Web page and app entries
--

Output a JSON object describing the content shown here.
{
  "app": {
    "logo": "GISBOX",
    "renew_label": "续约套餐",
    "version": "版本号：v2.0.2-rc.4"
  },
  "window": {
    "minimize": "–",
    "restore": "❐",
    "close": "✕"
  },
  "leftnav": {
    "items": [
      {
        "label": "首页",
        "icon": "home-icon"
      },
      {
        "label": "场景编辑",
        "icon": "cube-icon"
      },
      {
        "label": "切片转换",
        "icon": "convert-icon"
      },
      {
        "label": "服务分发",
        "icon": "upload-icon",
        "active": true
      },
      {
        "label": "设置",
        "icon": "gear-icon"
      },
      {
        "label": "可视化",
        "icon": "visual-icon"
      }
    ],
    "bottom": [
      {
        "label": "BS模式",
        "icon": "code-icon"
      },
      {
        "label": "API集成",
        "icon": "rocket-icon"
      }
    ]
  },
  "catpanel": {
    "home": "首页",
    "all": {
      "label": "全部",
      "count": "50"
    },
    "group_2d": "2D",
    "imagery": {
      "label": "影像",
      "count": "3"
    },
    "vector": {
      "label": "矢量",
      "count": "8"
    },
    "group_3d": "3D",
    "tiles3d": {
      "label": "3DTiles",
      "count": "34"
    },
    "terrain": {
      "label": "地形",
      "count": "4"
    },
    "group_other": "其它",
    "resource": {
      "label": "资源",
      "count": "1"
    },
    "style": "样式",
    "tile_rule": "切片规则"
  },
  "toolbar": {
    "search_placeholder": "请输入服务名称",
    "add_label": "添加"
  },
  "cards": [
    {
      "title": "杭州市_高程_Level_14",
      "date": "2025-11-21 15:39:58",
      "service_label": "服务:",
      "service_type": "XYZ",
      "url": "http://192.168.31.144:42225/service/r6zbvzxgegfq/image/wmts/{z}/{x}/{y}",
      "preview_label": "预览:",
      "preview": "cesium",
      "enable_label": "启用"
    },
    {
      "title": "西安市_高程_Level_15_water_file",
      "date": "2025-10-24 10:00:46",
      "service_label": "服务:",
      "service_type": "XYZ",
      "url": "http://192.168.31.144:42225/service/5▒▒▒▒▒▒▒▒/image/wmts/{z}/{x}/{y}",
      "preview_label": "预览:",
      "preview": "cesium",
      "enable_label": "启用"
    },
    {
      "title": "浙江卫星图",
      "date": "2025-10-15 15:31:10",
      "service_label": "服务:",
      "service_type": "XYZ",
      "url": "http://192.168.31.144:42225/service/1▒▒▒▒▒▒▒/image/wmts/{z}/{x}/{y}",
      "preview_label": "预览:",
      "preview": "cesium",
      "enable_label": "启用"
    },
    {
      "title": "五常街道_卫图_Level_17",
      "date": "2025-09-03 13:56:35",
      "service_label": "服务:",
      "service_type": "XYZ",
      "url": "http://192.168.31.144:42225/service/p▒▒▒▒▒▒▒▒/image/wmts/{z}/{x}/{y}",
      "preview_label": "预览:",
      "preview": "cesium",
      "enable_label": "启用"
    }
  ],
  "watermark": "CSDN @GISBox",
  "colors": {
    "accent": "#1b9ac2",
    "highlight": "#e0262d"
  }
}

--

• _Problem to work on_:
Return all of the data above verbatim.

• _Exercise solution_:
Output a JSON object describing the content shown here.
{
  "app": {
    "logo": "GISBOX",
    "renew_label": "续约套餐",
    "version": "版本号：v2.0.2-rc.4"
  },
  "window": {
    "minimize": "–",
    "restore": "❐",
    "close": "✕"
  },
  "leftnav": {
    "items": [
      {
        "label": "首页",
        "icon": "home-icon"
      },
      {
        "label": "场景编辑",
        "icon": "cube-icon"
      },
      {
        "label": "切片转换",
        "icon": "convert-icon"
      },
      {
        "label": "服务分发",
        "icon": "upload-icon",
        "active": true
      },
      {
        "label": "设置",
        "icon": "gear-icon"
      },
      {
        "label": "可视化",
        "icon": "visual-icon"
      }
    ],
    "bottom": [
      {
        "label": "BS模式",
        "icon": "code-icon"
      },
      {
        "label": "API集成",
        "icon": "rocket-icon"
      }
    ]
  },
  "catpanel": {
    "home": "首页",
    "all": {
      "label": "全部",
      "count": "50"
    },
    "group_2d": "2D",
    "imagery": {
      "label": "影像",
      "count": "3"
    },
    "vector": {
      "label": "矢量",
      "count": "8"
    },
    "group_3d": "3D",
    "tiles3d": {
      "label": "3DTiles",
      "count": "34"
    },
    "terrain": {
      "label": "地形",
      "count": "4"
    },
    "group_other": "其它",
    "resource": {
      "label": "资源",
      "count": "1"
    },
    "style": "样式",
    "tile_rule": "切片规则"
  },
  "toolbar": {
    "search_placeholder": "请输入服务名称",
    "add_label": "添加"
  },
  "cards": [
    {
      "title": "杭州市_高程_Level_14",
      "date": "2025-11-21 15:39:58",
      "service_label": "服务:",
      "service_type": "XYZ",
      "url": "http://192.168.31.144:42225/service/r6zbvzxgegfq/image/wmts/{z}/{x}/{y}",
      "preview_label": "预览:",
      "preview": "cesium",
      "enable_label": "启用"
    },
    {
      "title": "西安市_高程_Level_15_water_file",
      "date": "2025-10-24 10:00:46",
      "service_label": "服务:",
      "service_type": "XYZ",
      "url": "http://192.168.31.144:42225/service/5▒▒▒▒▒▒▒▒/image/wmts/{z}/{x}/{y}",
      "preview_label": "预览:",
      "preview": "cesium",
      "enable_label": "启用"
    },
    {
      "title": "浙江卫星图",
      "date": "2025-10-15 15:31:10",
      "service_label": "服务:",
      "service_type": "XYZ",
      "url": "http://192.168.31.144:42225/service/1▒▒▒▒▒▒▒/image/wmts/{z}/{x}/{y}",
      "preview_label": "预览:",
      "preview": "cesium",
      "enable_label": "启用"
    },
    {
      "title": "五常街道_卫图_Level_17",
      "date": "2025-09-03 13:56:35",
      "service_label": "服务:",
      "service_type": "XYZ",
      "url": "http://192.168.31.144:42225/service/p▒▒▒▒▒▒▒▒/image/wmts/{z}/{x}/{y}",
      "preview_label": "预览:",
      "preview": "cesium",
      "enable_label": "启用"
    }
  ],
  "watermark": "CSDN @GISBox",
  "colors": {
    "accent": "#1b9ac2",
    "highlight": "#e0262d"
  }
}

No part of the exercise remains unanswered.